from The Economist..
June 22, 2013 | KATHMANDU |From the print edition
THE streets of Nepal’s sprawling capital are choked with traffic and diesel fumes. The worst are lined with half-smashed houses and rubble—a legacy not of war but of a half-finished road-widening scheme. Well-meant but stalled, it has made getting around Kathmandu more awkward. Under monsoon rains, muddy swamps jam the traffic even tighter.
In a similar state is the half-done political reform in Nepal, whose nearly 30m people are wedged between India and China. A four-year effort to write a new constitution ended last May with the “collective failure” of the country’s politicians, admits Baburam Bhattarai, who was then prime minister. Nepal limps on with ad hoc rule by Khil Raj Regmi, seconded from his day job as chief justice. He has just called an election for a new constituent assembly, on November 19th.
A leader with the oomph of a “dishrag”, says a local observer, Mr Regmi shapes little. Instead a quartet of political parties mostly decides Nepal’s future.
One is a group from the Terai, Nepal’s populous, lowland part bordering India. The second, more important, group is the Maoists, who gave up revolutionary war in 2006 and in 2008 romped to surprising electoral victory (or at least won more seats than any other party).
Their most diehard supporters resist more concessions to upstart Maoists, lowlanders and the like.
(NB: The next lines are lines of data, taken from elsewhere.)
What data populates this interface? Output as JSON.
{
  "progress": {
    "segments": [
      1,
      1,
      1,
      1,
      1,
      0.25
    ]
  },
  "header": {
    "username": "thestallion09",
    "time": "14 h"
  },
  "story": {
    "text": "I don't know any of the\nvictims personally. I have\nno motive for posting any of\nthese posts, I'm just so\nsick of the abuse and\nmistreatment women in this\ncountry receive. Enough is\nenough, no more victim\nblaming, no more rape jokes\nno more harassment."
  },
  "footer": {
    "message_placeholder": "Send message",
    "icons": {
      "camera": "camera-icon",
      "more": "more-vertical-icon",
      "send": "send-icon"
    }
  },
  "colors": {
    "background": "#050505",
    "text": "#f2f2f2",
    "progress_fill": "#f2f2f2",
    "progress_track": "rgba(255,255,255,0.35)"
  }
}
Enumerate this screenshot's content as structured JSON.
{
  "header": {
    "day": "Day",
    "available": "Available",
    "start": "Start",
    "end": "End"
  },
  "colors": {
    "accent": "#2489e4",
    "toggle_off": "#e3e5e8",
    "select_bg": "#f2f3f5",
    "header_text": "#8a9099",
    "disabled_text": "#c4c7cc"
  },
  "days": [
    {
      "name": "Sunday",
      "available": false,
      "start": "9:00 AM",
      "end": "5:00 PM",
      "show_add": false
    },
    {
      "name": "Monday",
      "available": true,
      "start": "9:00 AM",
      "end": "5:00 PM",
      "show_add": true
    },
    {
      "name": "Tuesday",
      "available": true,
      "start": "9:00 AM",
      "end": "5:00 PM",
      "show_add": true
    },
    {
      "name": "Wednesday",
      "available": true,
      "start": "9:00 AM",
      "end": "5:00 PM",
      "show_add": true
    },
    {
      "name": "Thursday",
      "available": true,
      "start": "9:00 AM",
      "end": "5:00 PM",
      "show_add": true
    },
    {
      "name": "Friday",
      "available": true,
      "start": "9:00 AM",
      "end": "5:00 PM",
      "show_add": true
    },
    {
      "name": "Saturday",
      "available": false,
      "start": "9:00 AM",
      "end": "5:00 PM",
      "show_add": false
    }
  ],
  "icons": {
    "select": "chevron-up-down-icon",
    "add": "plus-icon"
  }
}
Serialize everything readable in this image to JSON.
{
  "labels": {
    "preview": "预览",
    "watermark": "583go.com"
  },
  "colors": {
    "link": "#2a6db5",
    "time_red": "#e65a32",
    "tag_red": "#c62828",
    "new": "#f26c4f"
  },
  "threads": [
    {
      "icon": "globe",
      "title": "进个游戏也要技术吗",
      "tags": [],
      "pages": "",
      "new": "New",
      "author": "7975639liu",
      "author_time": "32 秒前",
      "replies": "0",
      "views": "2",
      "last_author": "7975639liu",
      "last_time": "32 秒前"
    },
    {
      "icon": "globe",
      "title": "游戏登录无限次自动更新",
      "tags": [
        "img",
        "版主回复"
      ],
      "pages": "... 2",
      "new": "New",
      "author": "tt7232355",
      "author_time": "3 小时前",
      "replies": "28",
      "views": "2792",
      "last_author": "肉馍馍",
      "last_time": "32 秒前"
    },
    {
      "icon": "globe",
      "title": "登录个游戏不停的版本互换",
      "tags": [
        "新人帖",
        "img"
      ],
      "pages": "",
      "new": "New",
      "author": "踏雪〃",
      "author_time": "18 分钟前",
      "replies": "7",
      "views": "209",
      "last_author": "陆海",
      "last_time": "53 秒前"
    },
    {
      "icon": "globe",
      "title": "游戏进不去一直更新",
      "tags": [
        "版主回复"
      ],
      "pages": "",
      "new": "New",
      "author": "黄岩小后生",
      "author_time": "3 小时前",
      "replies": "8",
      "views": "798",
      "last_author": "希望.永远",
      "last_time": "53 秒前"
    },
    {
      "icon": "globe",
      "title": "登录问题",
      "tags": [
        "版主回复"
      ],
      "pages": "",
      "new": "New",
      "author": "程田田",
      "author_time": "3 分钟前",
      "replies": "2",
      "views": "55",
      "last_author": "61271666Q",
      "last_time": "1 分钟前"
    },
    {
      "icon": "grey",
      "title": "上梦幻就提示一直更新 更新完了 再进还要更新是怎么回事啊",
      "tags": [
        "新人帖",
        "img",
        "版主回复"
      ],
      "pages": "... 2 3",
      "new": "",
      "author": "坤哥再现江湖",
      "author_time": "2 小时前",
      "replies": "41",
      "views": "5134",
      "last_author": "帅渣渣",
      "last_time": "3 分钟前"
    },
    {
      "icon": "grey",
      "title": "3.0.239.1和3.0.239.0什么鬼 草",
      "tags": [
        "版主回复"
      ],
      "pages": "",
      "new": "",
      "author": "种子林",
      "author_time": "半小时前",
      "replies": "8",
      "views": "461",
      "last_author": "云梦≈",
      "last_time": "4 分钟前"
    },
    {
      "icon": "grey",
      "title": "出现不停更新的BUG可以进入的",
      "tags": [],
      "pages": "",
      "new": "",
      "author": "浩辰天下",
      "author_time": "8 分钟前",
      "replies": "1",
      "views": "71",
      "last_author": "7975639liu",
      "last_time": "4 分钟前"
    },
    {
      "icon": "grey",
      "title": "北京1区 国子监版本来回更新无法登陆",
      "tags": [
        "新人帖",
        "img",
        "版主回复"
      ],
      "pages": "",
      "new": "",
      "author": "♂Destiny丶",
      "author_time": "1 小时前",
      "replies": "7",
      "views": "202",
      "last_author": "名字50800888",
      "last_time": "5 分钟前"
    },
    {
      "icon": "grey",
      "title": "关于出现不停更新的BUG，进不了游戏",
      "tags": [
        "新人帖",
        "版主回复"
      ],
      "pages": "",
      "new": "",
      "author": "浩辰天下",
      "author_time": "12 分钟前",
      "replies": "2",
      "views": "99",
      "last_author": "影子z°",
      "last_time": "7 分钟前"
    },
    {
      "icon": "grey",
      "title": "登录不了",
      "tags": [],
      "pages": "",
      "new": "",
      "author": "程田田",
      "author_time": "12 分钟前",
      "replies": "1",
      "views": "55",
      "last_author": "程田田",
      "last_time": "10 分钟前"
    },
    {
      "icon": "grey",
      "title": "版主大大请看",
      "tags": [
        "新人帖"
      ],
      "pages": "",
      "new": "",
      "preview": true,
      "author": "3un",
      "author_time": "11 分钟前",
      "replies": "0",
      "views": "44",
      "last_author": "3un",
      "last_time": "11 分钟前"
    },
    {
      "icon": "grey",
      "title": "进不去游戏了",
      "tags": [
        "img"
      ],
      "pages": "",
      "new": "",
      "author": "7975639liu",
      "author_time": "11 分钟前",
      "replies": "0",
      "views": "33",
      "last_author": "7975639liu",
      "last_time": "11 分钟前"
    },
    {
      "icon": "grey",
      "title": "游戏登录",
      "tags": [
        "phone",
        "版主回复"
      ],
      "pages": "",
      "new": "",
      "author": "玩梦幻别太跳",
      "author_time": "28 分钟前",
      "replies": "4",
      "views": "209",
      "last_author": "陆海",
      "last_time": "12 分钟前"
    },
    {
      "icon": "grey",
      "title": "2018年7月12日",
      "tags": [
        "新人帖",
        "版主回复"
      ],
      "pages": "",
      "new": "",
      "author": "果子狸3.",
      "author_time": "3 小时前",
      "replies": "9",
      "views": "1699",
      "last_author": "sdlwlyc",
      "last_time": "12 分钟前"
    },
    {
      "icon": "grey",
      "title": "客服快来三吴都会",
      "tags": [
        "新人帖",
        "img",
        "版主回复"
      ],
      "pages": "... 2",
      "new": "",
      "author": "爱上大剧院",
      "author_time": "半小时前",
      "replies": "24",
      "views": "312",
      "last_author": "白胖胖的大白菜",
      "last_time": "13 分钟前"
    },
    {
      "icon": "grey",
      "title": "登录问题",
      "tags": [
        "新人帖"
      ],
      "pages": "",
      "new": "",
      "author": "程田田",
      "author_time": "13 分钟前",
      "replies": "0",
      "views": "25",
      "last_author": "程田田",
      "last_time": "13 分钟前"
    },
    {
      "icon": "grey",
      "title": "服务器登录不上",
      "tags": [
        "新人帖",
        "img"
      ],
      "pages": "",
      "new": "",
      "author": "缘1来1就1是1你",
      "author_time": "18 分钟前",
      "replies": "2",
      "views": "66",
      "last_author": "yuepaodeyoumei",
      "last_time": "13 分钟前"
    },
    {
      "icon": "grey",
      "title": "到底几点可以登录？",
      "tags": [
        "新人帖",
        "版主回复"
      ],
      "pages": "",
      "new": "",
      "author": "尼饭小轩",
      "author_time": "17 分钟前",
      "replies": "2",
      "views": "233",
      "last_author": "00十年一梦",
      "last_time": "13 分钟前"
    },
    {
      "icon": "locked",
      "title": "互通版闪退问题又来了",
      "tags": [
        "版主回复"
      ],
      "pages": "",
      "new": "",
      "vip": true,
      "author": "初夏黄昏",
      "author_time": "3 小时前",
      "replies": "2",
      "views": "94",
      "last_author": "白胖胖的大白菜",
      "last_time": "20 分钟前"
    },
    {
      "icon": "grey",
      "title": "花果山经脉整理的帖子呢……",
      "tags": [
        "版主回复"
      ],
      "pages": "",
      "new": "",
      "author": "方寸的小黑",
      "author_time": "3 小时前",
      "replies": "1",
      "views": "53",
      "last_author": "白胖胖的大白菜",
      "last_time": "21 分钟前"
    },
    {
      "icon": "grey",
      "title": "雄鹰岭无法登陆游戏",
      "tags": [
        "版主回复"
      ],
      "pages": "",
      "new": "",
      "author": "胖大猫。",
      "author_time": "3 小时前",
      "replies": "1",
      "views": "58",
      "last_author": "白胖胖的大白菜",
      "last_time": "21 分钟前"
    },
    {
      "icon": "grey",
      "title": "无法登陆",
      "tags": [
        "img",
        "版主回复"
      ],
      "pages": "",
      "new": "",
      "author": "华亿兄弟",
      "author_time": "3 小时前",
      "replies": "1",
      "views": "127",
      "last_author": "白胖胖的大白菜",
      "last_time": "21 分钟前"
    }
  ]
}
Nepal has already switched from Hindu kingdom to secular, democratic republic, with partial use of proportional representation for elections. They hope to scotch or at least defer the next big reform—a shift to federalism.
That means delaying efforts to write the new constitution. Possibly outsiders would sympathise. China, remarkably, has made known its opposition to ethnic-based federalism in Nepal, fretting that Tibetans, just over the border, might get similarly uppity ideas. Yet both China and India talk mostly about promoting stability in Nepal; India is especially anxious that elections go ahead on time.
It will not dictate what sort of federalism follows, though India wants the Terai politically stronger, giving it more influence over the hill capital. Nor will the process be smooth. But as Mr Bhattarai says: “we are in a transitional phase; our new democratic system is being institutionalised.” He has a stake in that, and in Kathmandu’s traffic, where he personally got the road-widening scheme started. He wants to finish the job.